Web page and app entries
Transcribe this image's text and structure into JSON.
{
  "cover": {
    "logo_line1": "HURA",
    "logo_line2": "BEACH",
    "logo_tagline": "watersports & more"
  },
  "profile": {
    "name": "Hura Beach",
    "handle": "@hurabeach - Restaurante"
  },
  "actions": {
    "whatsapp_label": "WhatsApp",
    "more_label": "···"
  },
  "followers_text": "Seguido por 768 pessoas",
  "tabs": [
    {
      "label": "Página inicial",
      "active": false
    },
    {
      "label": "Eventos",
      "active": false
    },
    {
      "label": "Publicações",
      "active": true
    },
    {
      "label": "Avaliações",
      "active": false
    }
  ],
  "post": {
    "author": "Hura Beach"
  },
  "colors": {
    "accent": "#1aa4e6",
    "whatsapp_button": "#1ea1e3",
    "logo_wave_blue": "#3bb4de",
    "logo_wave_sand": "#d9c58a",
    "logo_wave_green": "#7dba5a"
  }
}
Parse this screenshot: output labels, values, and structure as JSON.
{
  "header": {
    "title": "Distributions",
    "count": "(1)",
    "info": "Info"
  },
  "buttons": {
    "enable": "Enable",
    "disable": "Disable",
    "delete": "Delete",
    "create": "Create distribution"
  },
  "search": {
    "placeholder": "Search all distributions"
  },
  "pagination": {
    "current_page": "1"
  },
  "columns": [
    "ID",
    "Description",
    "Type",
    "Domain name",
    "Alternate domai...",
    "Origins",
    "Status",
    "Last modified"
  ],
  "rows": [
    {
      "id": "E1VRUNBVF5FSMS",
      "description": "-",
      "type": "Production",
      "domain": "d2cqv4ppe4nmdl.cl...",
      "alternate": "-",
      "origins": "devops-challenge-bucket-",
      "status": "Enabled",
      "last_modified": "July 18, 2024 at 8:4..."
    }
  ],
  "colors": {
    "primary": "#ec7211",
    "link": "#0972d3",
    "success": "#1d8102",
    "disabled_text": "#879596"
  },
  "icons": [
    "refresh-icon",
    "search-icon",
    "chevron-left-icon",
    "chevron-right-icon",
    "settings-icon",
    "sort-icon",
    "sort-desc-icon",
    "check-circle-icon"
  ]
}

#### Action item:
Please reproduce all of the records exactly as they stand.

#### Finished task:
Transcribe this image's text and structure into JSON.
{
  "cover": {
    "logo_line1": "HURA",
    "logo_line2": "BEACH",
    "logo_tagline": "watersports & more"
  },
  "profile": {
    "name": "Hura Beach",
    "handle": "@hurabeach - Restaurante"
  },
  "actions": {
    "whatsapp_label": "WhatsApp",
    "more_label": "···"
  },
  "followers_text": "Seguido por 768 pessoas",
  "tabs": [
    {
      "label": "Página inicial",
      "active": false
    },
    {
      "label": "Eventos",
      "active": false
    },
    {
      "label": "Publicações",
      "active": true
    },
    {
      "label": "Avaliações",
      "active": false
    }
  ],
  "post": {
    "author": "Hura Beach"
  },
  "colors": {
    "accent": "#1aa4e6",
    "whatsapp_button": "#1ea1e3",
    "logo_wave_blue": "#3bb4de",
    "logo_wave_sand": "#d9c58a",
    "logo_wave_green": "#7dba5a"
  }
}
Parse this screenshot: output labels, values, and structure as JSON.
{
  "header": {
    "title": "Distributions",
    "count": "(1)",
    "info": "Info"
  },
  "buttons": {
    "enable": "Enable",
    "disable": "Disable",
    "delete": "Delete",
    "create": "Create distribution"
  },
  "search": {
    "placeholder": "Search all distributions"
  },
  "pagination": {
    "current_page": "1"
  },
  "columns": [
    "ID",
    "Description",
    "Type",
    "Domain name",
    "Alternate domai...",
    "Origins",
    "Status",
    "Last modified"
  ],
  "rows": [
    {
      "id": "E1VRUNBVF5FSMS",
      "description": "-",
      "type": "Production",
      "domain": "d2cqv4ppe4nmdl.cl...",
      "alternate": "-",
      "origins": "devops-challenge-bucket-",
      "status": "Enabled",
      "last_modified": "July 18, 2024 at 8:4..."
    }
  ],
  "colors": {
    "primary": "#ec7211",
    "link": "#0972d3",
    "success": "#1d8102",
    "disabled_text": "#879596"
  },
  "icons": [
    "refresh-icon",
    "search-icon",
    "chevron-left-icon",
    "chevron-right-icon",
    "settings-icon",
    "sort-icon",
    "sort-desc-icon",
    "check-circle-icon"
  ]
}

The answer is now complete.